- **Action item**:
Go through the material below, find each line with the word "this", and copy those lines.

· · · · ·

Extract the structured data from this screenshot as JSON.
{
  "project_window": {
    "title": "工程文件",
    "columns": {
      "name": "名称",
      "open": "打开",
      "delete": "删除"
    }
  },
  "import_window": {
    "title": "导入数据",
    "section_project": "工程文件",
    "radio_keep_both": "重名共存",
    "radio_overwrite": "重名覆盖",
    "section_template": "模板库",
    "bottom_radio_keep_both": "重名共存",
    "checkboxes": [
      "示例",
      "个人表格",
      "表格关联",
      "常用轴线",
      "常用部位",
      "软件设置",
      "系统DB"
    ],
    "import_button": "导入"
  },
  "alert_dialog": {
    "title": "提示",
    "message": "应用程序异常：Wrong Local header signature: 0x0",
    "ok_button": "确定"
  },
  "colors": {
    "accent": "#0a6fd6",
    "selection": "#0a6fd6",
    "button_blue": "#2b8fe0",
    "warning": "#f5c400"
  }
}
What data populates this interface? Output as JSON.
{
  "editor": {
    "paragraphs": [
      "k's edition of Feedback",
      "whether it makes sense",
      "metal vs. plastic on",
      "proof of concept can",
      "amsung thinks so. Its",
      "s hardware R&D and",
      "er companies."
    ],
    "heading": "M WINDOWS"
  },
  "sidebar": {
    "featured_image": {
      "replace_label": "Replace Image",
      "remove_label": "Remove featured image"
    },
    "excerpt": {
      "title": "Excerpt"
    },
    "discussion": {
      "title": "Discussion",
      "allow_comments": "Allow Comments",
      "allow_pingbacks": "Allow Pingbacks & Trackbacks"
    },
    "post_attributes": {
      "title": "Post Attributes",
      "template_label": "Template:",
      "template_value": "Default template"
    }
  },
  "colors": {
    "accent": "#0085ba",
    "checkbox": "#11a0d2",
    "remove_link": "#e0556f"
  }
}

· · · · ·

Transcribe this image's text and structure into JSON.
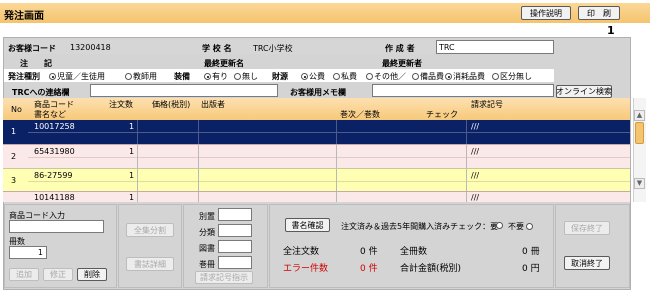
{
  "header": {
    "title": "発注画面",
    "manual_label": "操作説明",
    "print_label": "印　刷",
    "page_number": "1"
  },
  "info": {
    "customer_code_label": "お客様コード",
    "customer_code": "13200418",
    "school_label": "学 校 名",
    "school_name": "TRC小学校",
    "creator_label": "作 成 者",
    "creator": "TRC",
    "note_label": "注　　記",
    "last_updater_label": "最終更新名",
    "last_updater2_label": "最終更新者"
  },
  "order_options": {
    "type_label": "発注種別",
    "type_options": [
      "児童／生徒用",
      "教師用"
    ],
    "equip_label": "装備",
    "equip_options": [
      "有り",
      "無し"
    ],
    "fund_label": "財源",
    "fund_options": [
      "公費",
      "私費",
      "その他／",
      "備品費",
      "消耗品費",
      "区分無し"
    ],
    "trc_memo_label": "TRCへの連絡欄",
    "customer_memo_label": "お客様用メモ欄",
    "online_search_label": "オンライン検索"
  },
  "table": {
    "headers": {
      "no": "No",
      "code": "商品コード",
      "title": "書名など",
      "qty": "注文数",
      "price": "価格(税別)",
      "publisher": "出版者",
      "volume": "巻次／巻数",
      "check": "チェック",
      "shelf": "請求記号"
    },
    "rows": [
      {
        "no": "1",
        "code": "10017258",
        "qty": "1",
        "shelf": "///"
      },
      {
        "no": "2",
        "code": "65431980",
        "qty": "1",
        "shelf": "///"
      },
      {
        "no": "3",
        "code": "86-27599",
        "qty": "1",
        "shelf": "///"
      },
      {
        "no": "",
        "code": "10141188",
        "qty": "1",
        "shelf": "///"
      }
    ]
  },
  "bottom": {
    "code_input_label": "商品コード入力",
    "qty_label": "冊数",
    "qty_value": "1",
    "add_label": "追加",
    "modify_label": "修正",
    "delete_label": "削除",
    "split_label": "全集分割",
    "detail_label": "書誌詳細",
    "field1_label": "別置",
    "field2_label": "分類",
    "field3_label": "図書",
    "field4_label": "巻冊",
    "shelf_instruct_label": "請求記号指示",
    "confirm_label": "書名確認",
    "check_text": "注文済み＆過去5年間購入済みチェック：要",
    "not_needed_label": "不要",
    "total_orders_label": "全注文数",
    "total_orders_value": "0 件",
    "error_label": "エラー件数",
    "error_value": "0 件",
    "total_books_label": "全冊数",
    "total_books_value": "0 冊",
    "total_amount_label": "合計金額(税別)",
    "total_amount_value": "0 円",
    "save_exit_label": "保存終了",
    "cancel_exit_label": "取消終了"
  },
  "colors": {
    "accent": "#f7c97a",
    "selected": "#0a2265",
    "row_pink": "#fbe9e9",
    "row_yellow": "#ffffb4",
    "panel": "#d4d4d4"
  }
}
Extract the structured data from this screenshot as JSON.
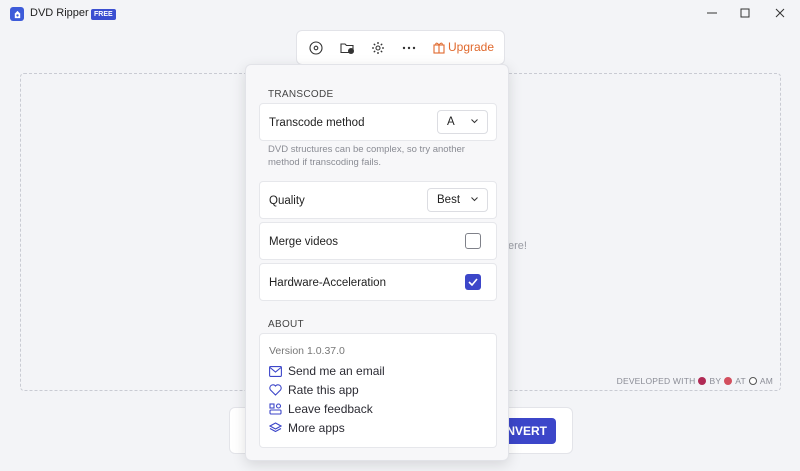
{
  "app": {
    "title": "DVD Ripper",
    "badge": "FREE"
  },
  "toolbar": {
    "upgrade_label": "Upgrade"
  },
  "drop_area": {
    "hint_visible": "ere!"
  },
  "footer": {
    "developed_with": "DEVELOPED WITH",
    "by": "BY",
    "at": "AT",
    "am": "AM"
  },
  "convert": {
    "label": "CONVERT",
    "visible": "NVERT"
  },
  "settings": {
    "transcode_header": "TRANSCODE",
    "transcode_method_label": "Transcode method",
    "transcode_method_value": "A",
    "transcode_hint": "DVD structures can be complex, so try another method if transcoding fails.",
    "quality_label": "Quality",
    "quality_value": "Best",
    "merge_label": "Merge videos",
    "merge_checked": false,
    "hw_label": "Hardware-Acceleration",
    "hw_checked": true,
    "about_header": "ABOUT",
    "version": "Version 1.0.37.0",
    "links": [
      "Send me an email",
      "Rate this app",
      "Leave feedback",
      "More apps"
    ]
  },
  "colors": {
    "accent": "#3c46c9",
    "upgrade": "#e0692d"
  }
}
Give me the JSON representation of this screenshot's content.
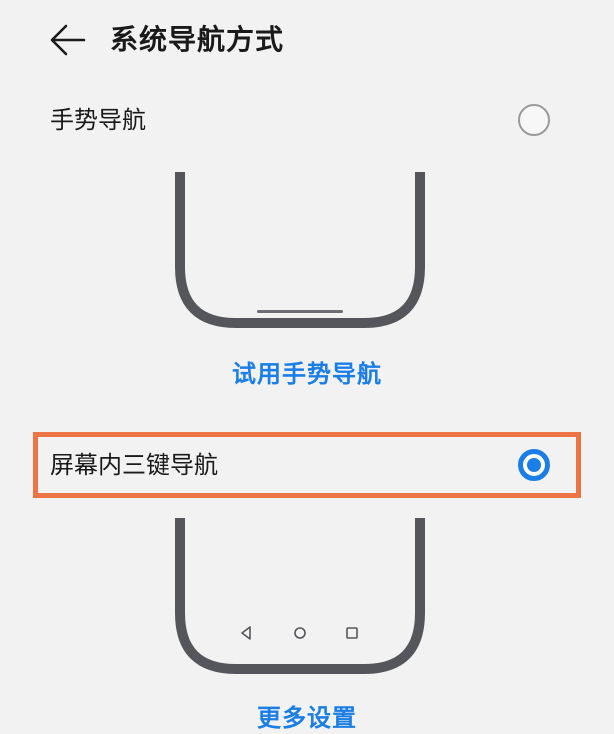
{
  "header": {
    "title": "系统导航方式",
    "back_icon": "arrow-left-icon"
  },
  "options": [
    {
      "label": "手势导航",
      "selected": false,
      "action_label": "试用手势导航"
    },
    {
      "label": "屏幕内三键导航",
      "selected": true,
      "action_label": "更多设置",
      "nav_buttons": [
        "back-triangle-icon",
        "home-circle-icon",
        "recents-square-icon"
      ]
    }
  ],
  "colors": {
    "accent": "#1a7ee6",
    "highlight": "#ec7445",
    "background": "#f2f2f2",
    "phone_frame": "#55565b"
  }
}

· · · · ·

- **Completed task**:
Extract the structured data from this screenshot as JSON.
What data populates this interface? Output as JSON.
Transcribe this image's text and structure into JSON.
Extract the structured data from this screenshot as JSON.
      "Rate this app",
Give me the JSON representation of this screenshot's content.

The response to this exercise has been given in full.